Related Articles

  • Is There a Hearing Aid for the Thinking Person? Hafter, Ervin R. // Journal of the American Academy of Audiology;Oct2010, Vol. 21 Issue 9, p594 

    Background: The history of auditory prosthesis has generally concentrated on bottom-up processing, that is, on audibility. However, a growing interest in top-down processing has focused on correlations between success with a hearing aid and such higher order processing as the patient's...

  • Optimizing FM Systems. Huong Nguyen; Bentler, Ruth // ASHA Leader;10/11/2011, Vol. 16 Issue 12, p5 

    The article focuses on the optimization of frequency modulation (FM) system advantages for people with speech, language, or hearing disability, by verifying and following up device function. It mentions the FM optimization guidelines recommending 10 decibels (dB) of higher FM-microphone inputs...

  • Quantifying the Effect of Compression Hearing Aid Release Time on Speech Acoustics and Intelligibility. Jenstad, Lorienne M.; Souza, Pamela E. // Journal of Speech, Language & Hearing Research;Jun2005, Vol. 48 Issue 3, p651 

    Compression hearing aids have the inherent, and often adjustable, feature of release time from compression. Research to date does not provide a consensus on how to choose or set release time. The current study had 2 purposes: (a) a comprehensive evaluation of the acoustic effects of release time...

  • They Say "I Can't Hear in Noise," We Say "Say the Word Base". Tecca, John E. // Audiology Today;Nov/Dec2015, Vol. 27 Issue 6, p10 
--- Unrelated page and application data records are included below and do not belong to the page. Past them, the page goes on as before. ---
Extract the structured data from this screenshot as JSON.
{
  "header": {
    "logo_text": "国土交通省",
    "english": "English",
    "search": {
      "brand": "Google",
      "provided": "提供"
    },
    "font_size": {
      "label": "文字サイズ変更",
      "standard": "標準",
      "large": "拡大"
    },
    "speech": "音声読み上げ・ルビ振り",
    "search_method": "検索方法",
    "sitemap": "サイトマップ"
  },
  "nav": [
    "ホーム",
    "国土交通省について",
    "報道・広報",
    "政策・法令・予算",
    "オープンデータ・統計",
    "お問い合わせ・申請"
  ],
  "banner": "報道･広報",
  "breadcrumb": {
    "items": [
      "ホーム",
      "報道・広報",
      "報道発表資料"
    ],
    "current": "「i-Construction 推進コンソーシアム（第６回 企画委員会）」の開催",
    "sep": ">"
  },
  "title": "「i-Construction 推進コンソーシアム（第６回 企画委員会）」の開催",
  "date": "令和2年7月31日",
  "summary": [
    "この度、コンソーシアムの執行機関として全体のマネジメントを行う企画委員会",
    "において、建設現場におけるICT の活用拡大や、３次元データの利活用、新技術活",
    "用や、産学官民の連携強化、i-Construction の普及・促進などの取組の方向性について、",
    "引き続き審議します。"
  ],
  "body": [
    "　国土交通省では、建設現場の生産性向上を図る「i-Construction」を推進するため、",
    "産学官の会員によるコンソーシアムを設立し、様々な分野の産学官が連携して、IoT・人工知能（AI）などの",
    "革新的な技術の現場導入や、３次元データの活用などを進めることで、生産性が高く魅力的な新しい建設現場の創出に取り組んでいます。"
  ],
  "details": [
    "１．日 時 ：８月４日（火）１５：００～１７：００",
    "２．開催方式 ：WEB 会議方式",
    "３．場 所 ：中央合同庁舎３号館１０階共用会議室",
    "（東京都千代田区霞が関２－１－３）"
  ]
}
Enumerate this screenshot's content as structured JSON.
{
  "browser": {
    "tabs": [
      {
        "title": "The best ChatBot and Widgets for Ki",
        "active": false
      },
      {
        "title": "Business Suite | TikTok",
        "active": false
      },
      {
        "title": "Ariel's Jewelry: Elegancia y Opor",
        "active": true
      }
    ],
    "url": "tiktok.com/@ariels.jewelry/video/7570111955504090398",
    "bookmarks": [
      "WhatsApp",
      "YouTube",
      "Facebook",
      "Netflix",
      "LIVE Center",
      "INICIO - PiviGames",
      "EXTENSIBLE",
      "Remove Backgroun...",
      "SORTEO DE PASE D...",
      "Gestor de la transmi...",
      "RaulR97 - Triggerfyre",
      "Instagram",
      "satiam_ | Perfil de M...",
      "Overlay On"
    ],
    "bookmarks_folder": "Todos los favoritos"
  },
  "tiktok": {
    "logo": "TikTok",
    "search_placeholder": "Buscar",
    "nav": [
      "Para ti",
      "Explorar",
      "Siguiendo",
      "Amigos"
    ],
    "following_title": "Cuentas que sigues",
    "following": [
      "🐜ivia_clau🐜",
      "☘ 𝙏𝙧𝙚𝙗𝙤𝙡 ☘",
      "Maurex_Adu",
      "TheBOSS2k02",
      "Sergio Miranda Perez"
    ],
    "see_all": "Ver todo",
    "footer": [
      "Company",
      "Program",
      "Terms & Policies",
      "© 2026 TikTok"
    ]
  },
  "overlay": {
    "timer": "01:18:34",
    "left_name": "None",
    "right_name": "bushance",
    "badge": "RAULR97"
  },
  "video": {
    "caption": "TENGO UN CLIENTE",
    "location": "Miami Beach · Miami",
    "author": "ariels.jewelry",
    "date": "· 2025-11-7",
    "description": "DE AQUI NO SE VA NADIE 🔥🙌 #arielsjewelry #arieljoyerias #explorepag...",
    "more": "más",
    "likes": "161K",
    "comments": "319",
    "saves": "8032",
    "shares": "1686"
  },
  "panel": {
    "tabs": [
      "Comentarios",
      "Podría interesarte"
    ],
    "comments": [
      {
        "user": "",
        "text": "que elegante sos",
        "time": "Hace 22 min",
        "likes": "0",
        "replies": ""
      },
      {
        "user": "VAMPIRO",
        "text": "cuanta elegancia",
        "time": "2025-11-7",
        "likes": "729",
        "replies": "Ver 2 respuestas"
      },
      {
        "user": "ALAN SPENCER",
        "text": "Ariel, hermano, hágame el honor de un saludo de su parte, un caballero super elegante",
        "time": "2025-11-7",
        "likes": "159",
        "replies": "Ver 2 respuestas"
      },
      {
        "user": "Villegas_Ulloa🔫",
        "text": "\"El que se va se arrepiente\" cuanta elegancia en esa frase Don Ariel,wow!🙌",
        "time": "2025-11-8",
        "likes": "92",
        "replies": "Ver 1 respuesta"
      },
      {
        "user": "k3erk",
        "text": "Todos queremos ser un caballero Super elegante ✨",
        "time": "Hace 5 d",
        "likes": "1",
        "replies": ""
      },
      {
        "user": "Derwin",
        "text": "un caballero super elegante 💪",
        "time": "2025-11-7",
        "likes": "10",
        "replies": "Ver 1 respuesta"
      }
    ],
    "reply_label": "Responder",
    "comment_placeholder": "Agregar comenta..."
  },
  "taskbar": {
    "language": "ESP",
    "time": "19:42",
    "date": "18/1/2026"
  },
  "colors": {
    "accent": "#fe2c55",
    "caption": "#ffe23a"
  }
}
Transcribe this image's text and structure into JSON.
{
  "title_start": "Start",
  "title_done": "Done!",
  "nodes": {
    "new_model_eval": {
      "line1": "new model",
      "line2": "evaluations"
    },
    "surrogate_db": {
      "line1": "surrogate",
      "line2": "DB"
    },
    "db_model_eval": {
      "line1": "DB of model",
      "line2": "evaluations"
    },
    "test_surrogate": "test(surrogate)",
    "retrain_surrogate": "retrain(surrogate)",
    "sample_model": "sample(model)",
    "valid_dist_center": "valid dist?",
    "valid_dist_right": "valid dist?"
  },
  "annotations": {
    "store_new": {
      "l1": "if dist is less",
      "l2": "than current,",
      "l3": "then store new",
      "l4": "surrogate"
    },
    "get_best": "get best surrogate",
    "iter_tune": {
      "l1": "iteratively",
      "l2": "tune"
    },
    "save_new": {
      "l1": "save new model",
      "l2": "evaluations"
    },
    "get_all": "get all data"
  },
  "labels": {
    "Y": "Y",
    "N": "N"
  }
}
    No abstract available.

  • LETTER TO THE EDITOR. Lindley, George // Audiology Today;Nov/Dec2015, Vol. 27 Issue 6, p13 

    No abstract available.

  • Hearing Aid Satisfaction: What Does Research from the Past 20 Years Say? Wong, Lena L. N.; Hickson, Louise; McPherson, Bradley // Trends in Amplification;2003, Vol. 7 Issue 4, p117 

    Hearing aid satisfaction is a pleasurable emotional experience as an outcome of an evaluation of performance. Many tools have been designed to measure the degree of satisfaction overall, or along the dimensions of cost, appearance, acoustic benefit, comfort, and service. Various studies have...

  • Do Experienced Hearing Aid Users Know How to Use Their Hearing Aids Correctly? Desjardins, Jamie L.; Doherty, Karen A. // American Journal of Audiology;Jun2009, Vol. 18 Issue 1, p69 

    Purpose: To assess experienced hearing aid users' ability to use their hearing aids correctly. Method: In this study, we developed the Practical Hearing Aid Skills Test (PHAST) to objectively test a hearing aid user's ability to manipulate his or her hearing aids. The PHAST requires hearing aid...

  • From the Editors. Chung, King; Ricketts, Todd A. // Trends in Amplification;2003, Vol. 7 Issue 4, preceding p117 

    Introduces the article about hearing aid satisfaction in the December 2003 issue of the "Trends in Amplification". Effectiveness of measurement tools and the timing of administering the hearing aid satisfaction measurements; Information about the authors.

  • Comparison of Performance with Wide Dynamic Range Compression and Linear Amplification. Kam, Anna C.S.; Kam, Anna C. S.; Wong, Lena L. N.; Wong, Lena L.N. // Journal of the American Academy of Audiology;Sep1999, Vol. 10 Issue 9, p445 

    This study compared subject performance and preference using a compression-limiting hearing aid set to linear amplification (program 1) and wide dynamic range compression (WDRC, program 2). The frequency responses of the hearing aid were matched to a 65 dB SPL signal and maximum output to a...


Read the Article


Sorry, but this item is not currently available from your library.

Try another library?
Sign out of this library

Other Topics